Outgoing Shin Bet chief calls fear of Hamas-Fatah deal 'out of proportion'
Diskin calls Hamas acceptance of deal 'a tactical move' made in the context of wider unrest in the Middle East region.
Outgoing Shin Bet chief Yuval Diskin said Wednesday that reactions to the reconciliation between rival Palestinian factions Hamas and Fatah have been blown out of proportion.
"There have been attempts at reconciliation for a long time, as has the blame game between Fatah and Hamas, with each side blaming the other for the failure of the deal," Diskin told reporters in Tel Aviv. He refused to answer questions pertaining to the severity of politicians' warnings regarding the deal.
Hamas accepted the current deal with Fatah following years of rejection, Diskin said, adding that the group had taken a "tactical, not a strategic, move" in agreeing to Fatah's draft.
Diskin attributed Hamas' change of heart to concern in the wake of developments in the region - particularly the potential collapse of Syrian President Bashar Assad's regime.
The leaders of Hanas are trapped between their support of Assad and calls by Sunni clerics to overthrow the regime, Diskin clarified, adding that the Islamist movement is keen on improving its relations with Egypt and its new government.
The Fatah-Hamas deal is rife with clauses that may be difficult to implement, Diskin said, "In the years to come I expect to see a real reconciliation on the ground. For this to happen, there must be joint security mechanisms: Hamas representation in the West Bank, and Fatah representation in the Gaza Strip," he said.
The outgoing Shin Bet chief also dissented from Israeli proposals to freeze the transfer of tax money to the Palestinian Authority. "Overall, we have to give the Palestinian Authority money," he said.
"If we, the Americans and the West do not give money, there will be no Palestinian Authority - this a matter for strategic decision making," he added. "At the moment, as long as the Palestinian Authority remains in status quo, there is no reason to change our policies toward them or the security arrangements we have with them."
Diskin also said that he considers himself responsible for the failure to gather intelligence over the whereabouts of abducted Israel Defense Forces soldier Gilad Shalit, who has been in Palestinian captivity since 2006.
"I do not share my responsibility with anyone else for the Shalit affair," he declared. "I did not manage to bring Gilad home and to facilitate his return.
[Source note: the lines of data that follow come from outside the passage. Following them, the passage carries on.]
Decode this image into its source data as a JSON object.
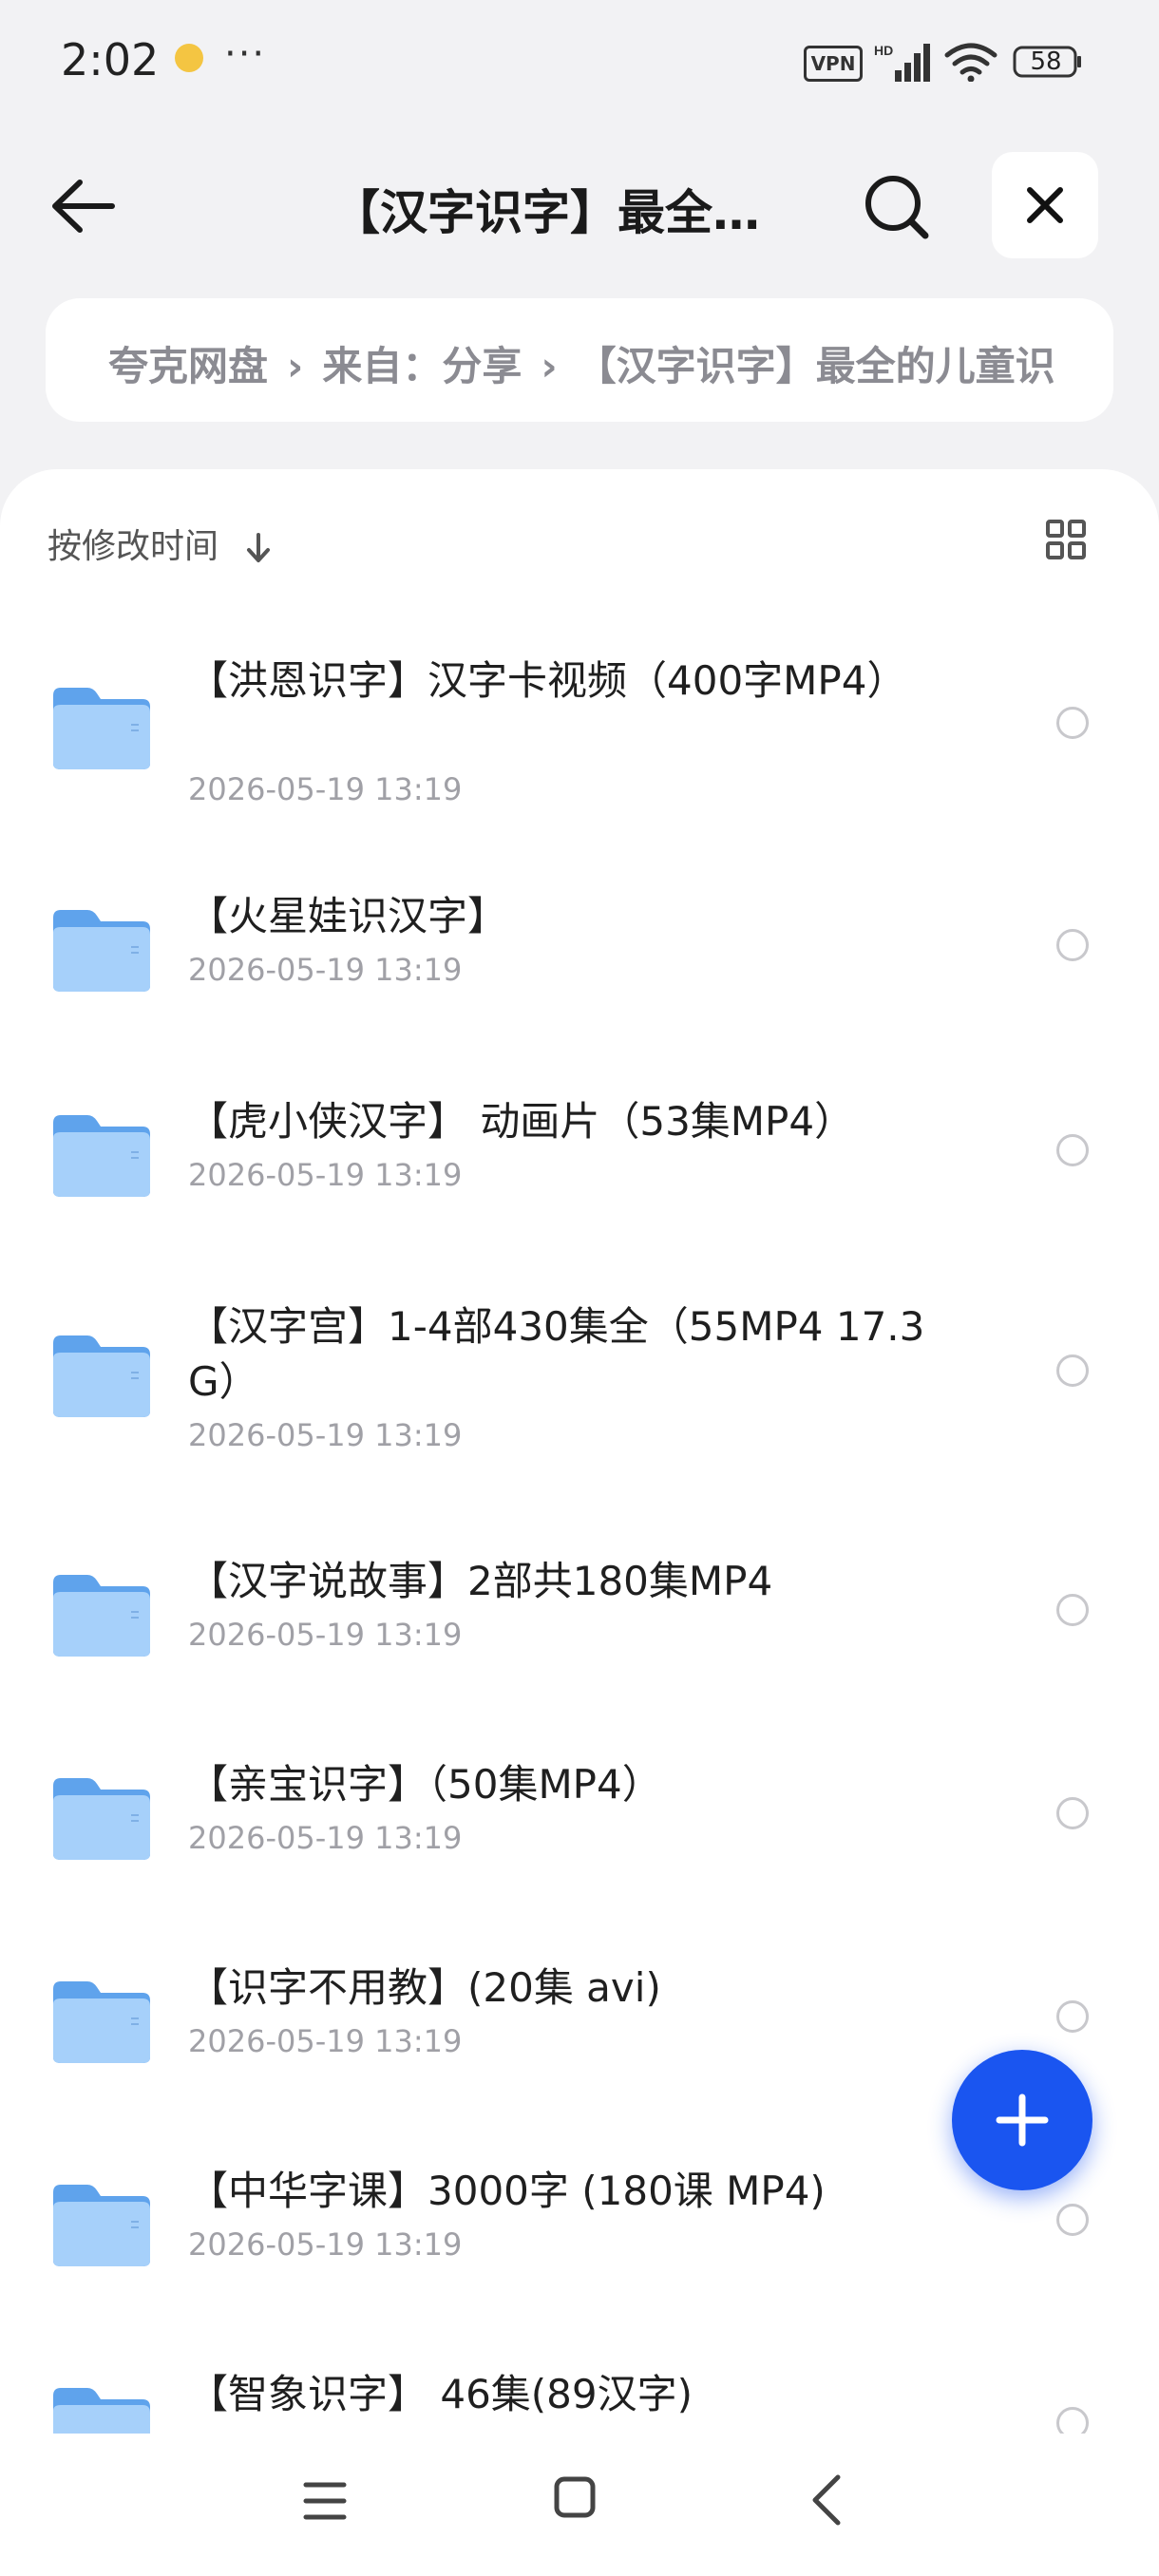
{
  "status_bar": {
    "time": "2:02",
    "dots": "···",
    "vpn": "VPN",
    "battery": "58"
  },
  "header": {
    "title": "【汉字识字】最全的儿童识字视频",
    "icons": {
      "back": "back-arrow-icon",
      "search": "search-icon",
      "close": "close-icon"
    }
  },
  "breadcrumb": {
    "items": [
      "夸克网盘",
      "来自：分享",
      "【汉字识字】最全的儿童识字视频"
    ]
  },
  "sort": {
    "label": "按修改时间",
    "icons": {
      "direction": "arrow-down-icon",
      "view": "grid-view-icon"
    }
  },
  "files": [
    {
      "name": "【洪恩识字】汉字卡视频（400字MP4）",
      "date": "2026-05-19 13:19"
    },
    {
      "name": "【火星娃识汉字】",
      "date": "2026-05-19 13:19"
    },
    {
      "name": "【虎小侠汉字】 动画片（53集MP4）",
      "date": "2026-05-19 13:19"
    },
    {
      "name": "【汉字宫】1-4部430集全（55MP4 17.3G）",
      "date": "2026-05-19 13:19"
    },
    {
      "name": "【汉字说故事】2部共180集MP4",
      "date": "2026-05-19 13:19"
    },
    {
      "name": "【亲宝识字】（50集MP4）",
      "date": "2026-05-19 13:19"
    },
    {
      "name": "【识字不用教】(20集 avi)",
      "date": "2026-05-19 13:19"
    },
    {
      "name": "【中华字课】3000字 (180课 MP4)",
      "date": "2026-05-19 13:19"
    },
    {
      "name": "【智象识字】 46集(89汉字)",
      "date": ""
    }
  ],
  "fab": {
    "icon": "plus-icon"
  },
  "colors": {
    "accent": "#1a55f0",
    "folder": "#7fb7f2",
    "background": "#f2f2f4"
  },
  "nav": {
    "icons": [
      "menu-icon",
      "home-icon",
      "back-icon"
    ]
  }
}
I see this as my obligation and as my responsibility. As the head of the Shin Bet, I am saddened."
"The Shin Bet took the reigns on this issue when nobody else wanted to," Diskin said. We set up a team that began working on the day of the kidnapping and we invested a sea of effort and resources in the matter. When push came to shove, we failed. Period. This is my responsibility."
Since Diskin took over as Shin Bet chief, more than 160 Israeli civilians were killed in terrorist attacks – an issue which he also referred to as a failure.
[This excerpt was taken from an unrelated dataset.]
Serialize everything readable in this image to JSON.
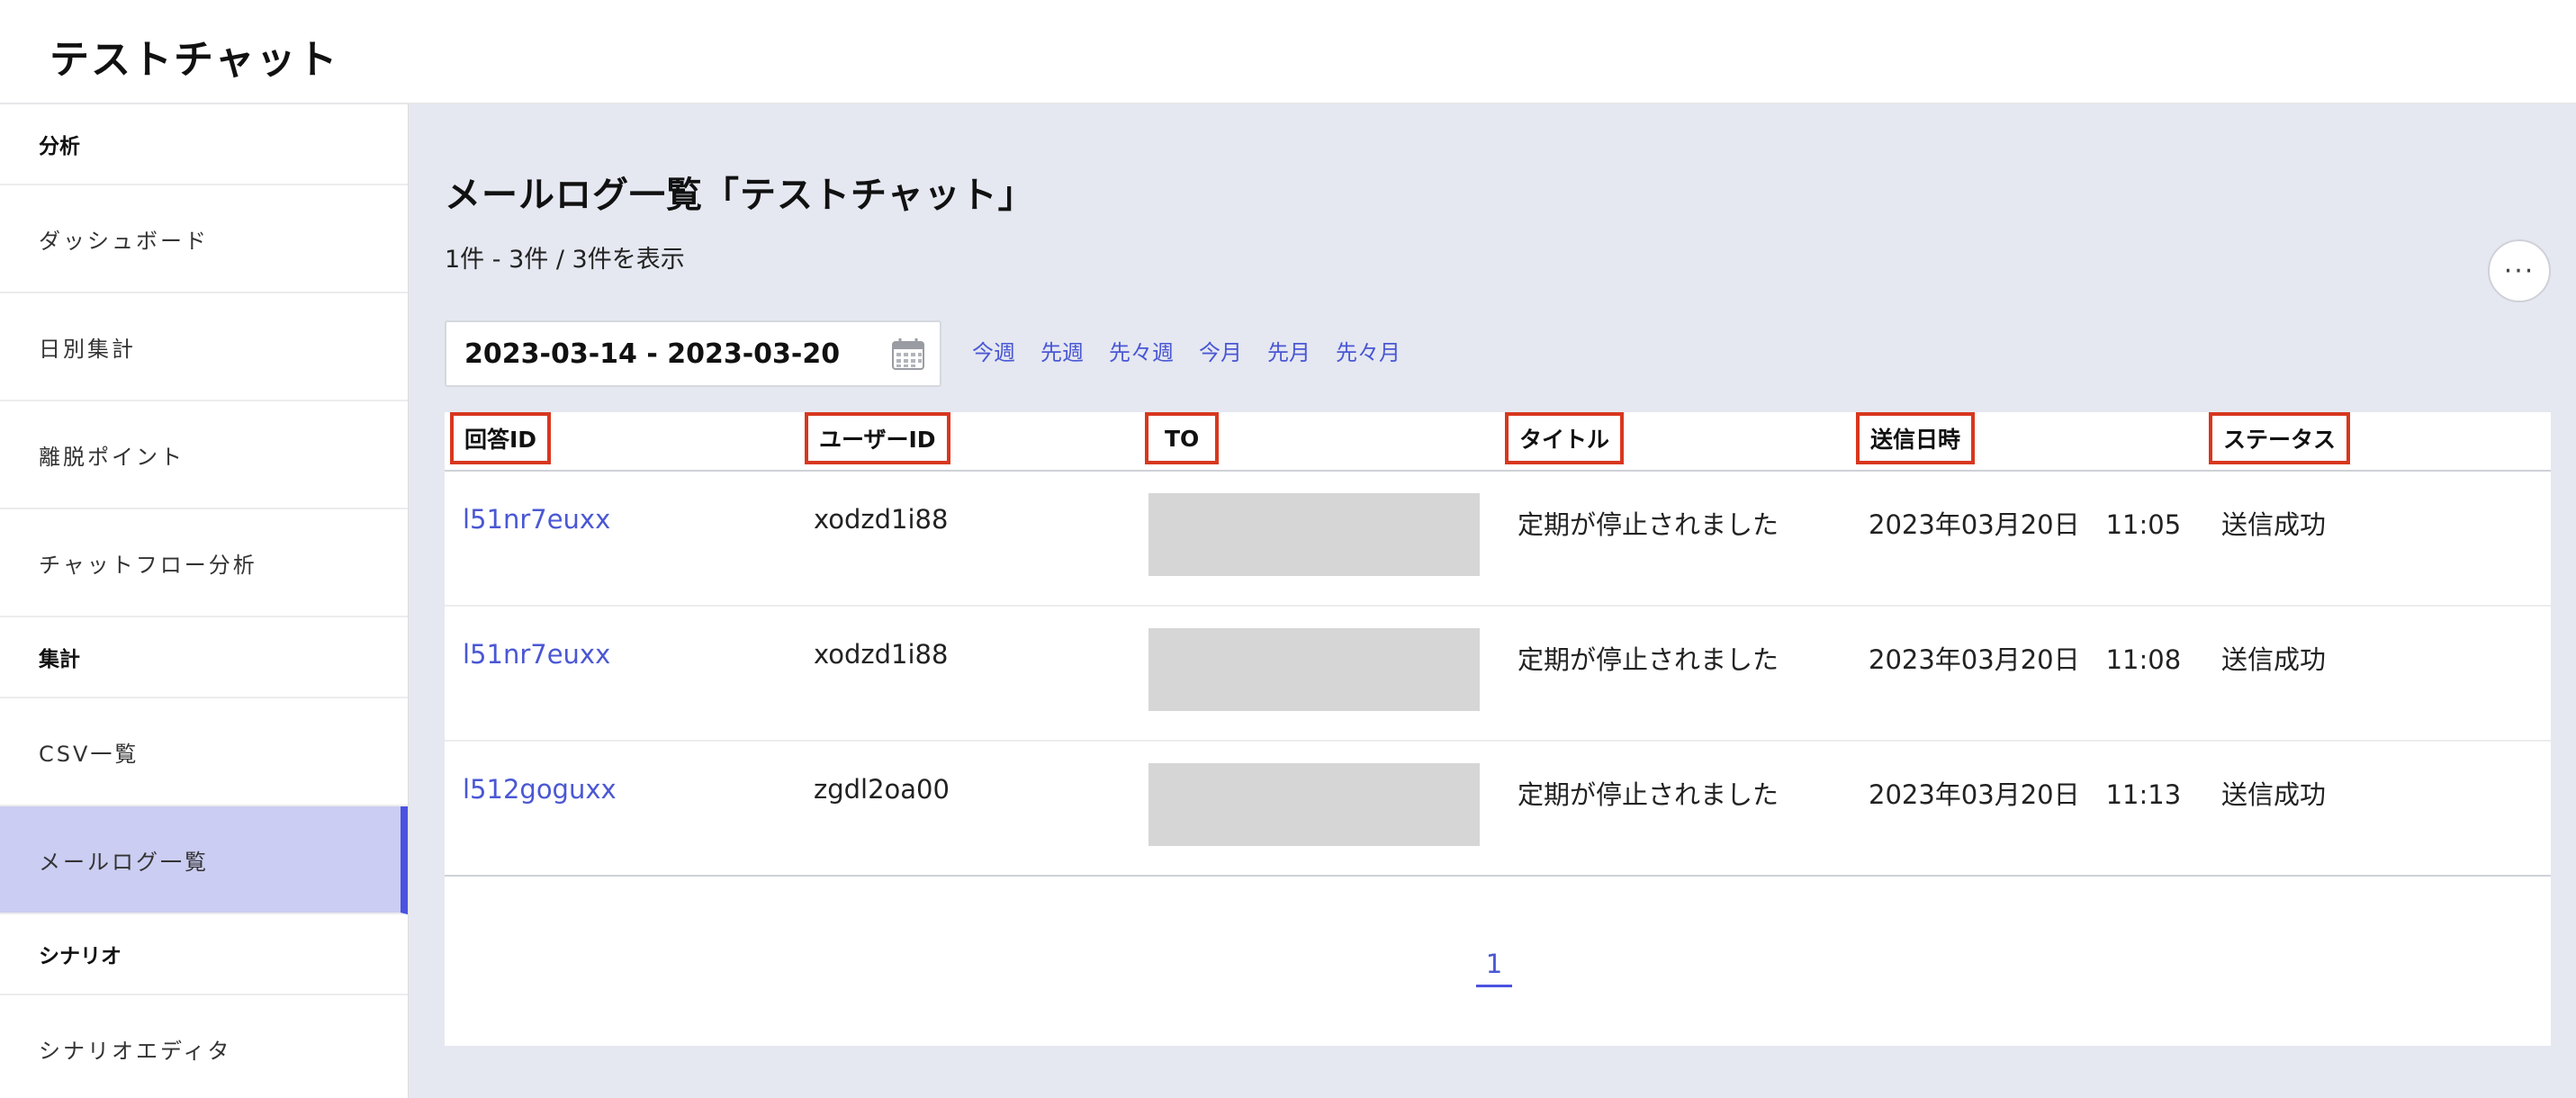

However, he said, the Shin Bet and other security forces have managed to reduce terror to a level tolerable in this country. "I think that there is a feeling of safety among Israeli civilians most of the time in most areas of the country," he said. "We managed to significantly reduce the phenomenon of suicide bombing."